### [What you will do]
The answer must consist of every line in the records below that contains the string "image".

Top of Input records

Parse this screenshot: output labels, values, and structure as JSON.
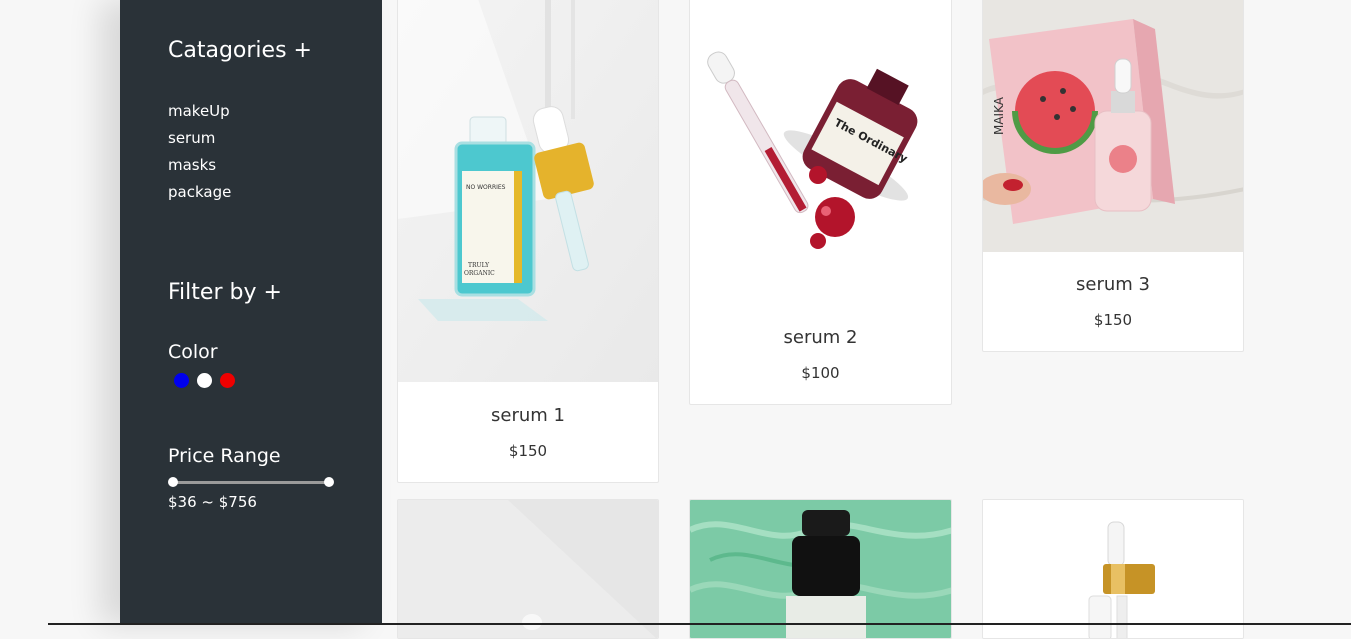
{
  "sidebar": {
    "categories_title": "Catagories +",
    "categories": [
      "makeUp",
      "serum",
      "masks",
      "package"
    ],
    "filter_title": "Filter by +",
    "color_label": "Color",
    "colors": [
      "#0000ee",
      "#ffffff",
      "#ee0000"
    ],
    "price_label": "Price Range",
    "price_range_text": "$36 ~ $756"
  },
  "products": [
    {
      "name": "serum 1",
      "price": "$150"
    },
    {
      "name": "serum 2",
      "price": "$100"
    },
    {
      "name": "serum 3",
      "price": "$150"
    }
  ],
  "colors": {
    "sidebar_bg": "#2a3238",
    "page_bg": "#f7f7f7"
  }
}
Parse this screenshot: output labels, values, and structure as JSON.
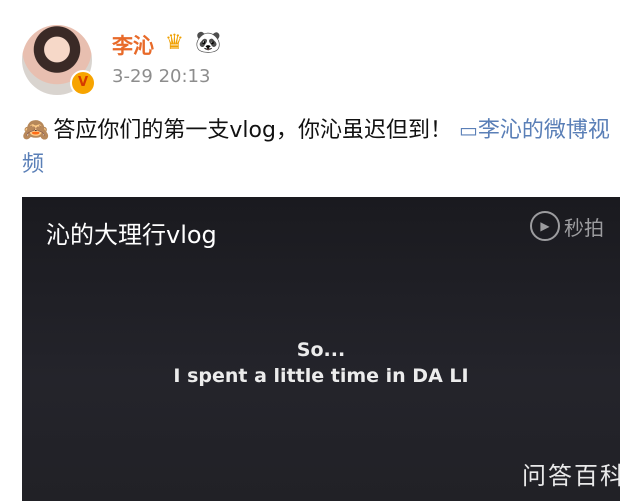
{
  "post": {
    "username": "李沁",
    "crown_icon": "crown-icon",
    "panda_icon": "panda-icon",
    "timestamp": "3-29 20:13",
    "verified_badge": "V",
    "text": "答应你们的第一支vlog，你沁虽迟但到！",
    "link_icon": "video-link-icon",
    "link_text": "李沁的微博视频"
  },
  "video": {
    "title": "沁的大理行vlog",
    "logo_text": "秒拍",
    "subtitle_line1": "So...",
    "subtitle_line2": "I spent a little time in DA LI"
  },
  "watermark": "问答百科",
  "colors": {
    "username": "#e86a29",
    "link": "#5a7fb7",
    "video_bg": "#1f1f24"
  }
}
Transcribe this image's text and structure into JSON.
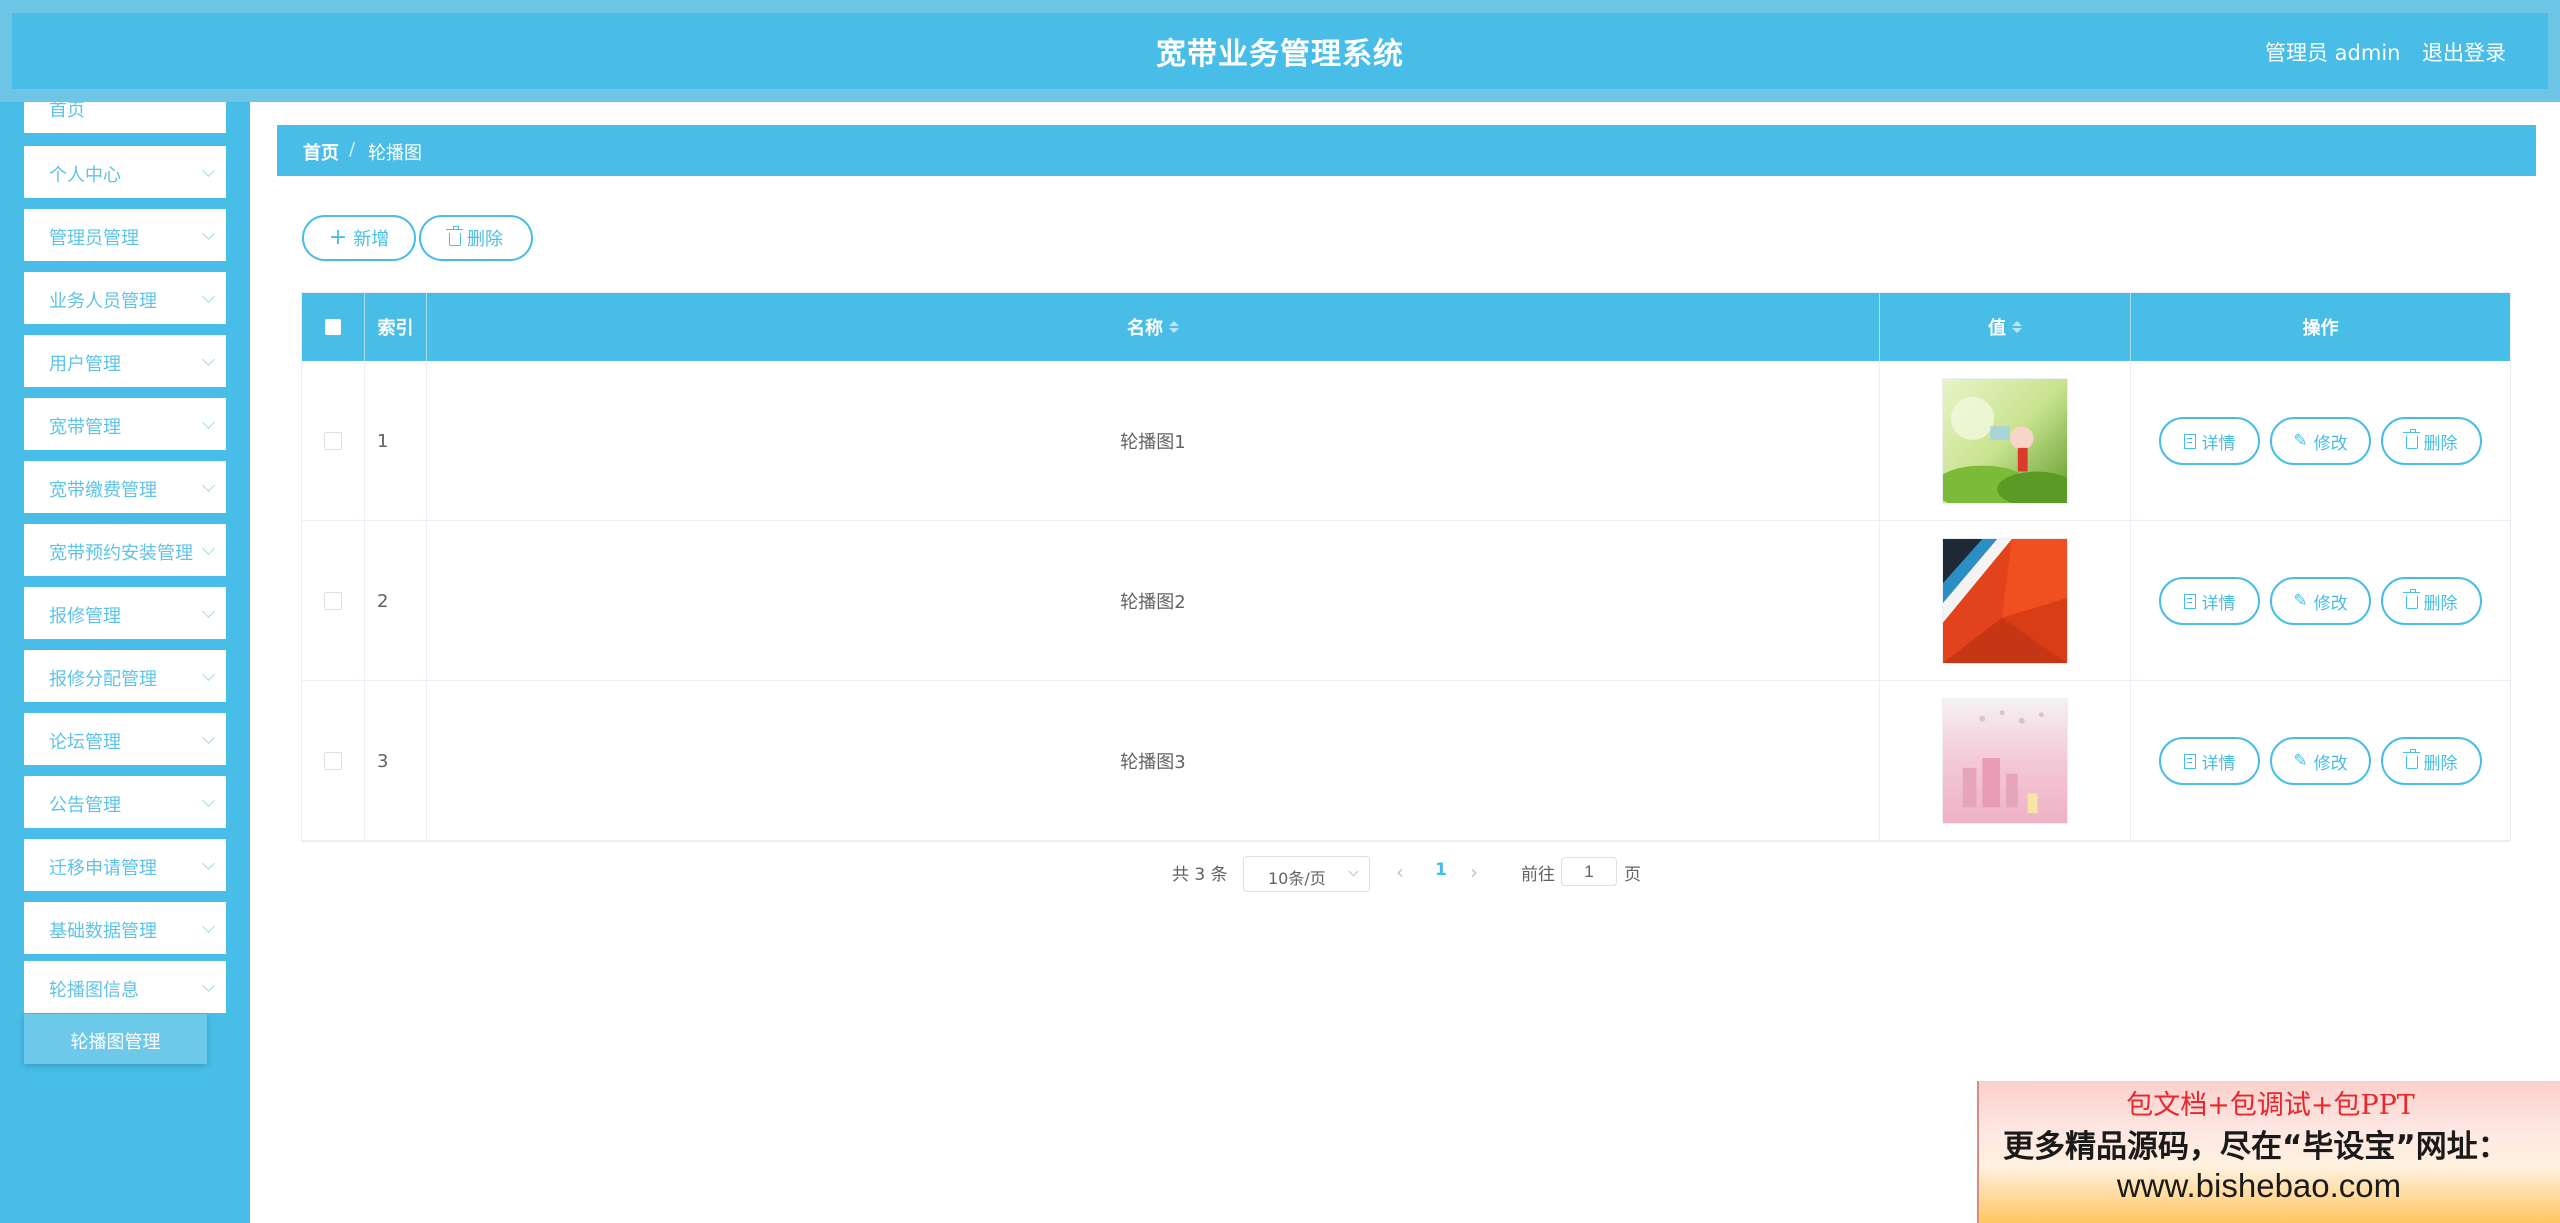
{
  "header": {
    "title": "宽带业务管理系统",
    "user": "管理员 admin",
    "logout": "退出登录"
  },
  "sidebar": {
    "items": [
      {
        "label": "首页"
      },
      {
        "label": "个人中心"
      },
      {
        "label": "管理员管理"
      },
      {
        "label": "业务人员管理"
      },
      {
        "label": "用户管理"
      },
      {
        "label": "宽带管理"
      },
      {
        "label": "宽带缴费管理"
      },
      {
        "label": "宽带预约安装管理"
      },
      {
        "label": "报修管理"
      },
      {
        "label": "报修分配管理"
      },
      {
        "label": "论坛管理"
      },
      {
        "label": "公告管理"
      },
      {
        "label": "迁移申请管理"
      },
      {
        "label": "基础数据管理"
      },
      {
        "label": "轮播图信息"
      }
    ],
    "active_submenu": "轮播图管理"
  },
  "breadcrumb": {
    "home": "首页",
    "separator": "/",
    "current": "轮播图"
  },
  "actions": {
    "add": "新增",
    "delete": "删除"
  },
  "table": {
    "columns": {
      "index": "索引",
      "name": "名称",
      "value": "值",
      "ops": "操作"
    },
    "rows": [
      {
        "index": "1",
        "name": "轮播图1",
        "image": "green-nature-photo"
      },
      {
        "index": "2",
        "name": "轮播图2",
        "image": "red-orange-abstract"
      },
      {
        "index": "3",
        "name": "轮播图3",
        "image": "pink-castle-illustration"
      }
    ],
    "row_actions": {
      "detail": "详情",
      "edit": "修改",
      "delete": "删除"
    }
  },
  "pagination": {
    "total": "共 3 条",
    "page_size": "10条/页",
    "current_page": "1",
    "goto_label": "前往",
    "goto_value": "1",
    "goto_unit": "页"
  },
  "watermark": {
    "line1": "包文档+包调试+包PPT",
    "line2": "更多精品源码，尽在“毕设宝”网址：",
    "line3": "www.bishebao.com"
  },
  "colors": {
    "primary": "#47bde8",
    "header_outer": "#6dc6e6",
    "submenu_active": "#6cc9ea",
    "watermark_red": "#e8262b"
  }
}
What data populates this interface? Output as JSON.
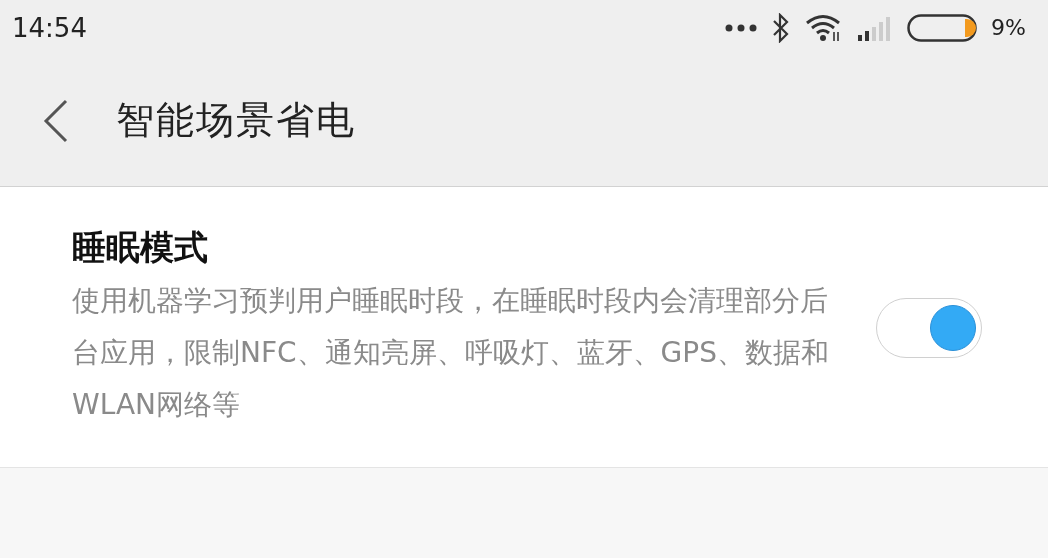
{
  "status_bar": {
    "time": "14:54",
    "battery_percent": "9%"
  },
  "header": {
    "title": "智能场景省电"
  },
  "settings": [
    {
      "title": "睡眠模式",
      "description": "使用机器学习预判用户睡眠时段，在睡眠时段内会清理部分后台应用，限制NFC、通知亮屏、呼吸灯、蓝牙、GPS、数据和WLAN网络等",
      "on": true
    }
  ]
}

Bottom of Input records

### [Written reply]
Transcribe this image's text and structure into JSON.
        "image": "green-nature-photo"
        "image": "red-orange-abstract"
        "image": "pink-castle-illustration"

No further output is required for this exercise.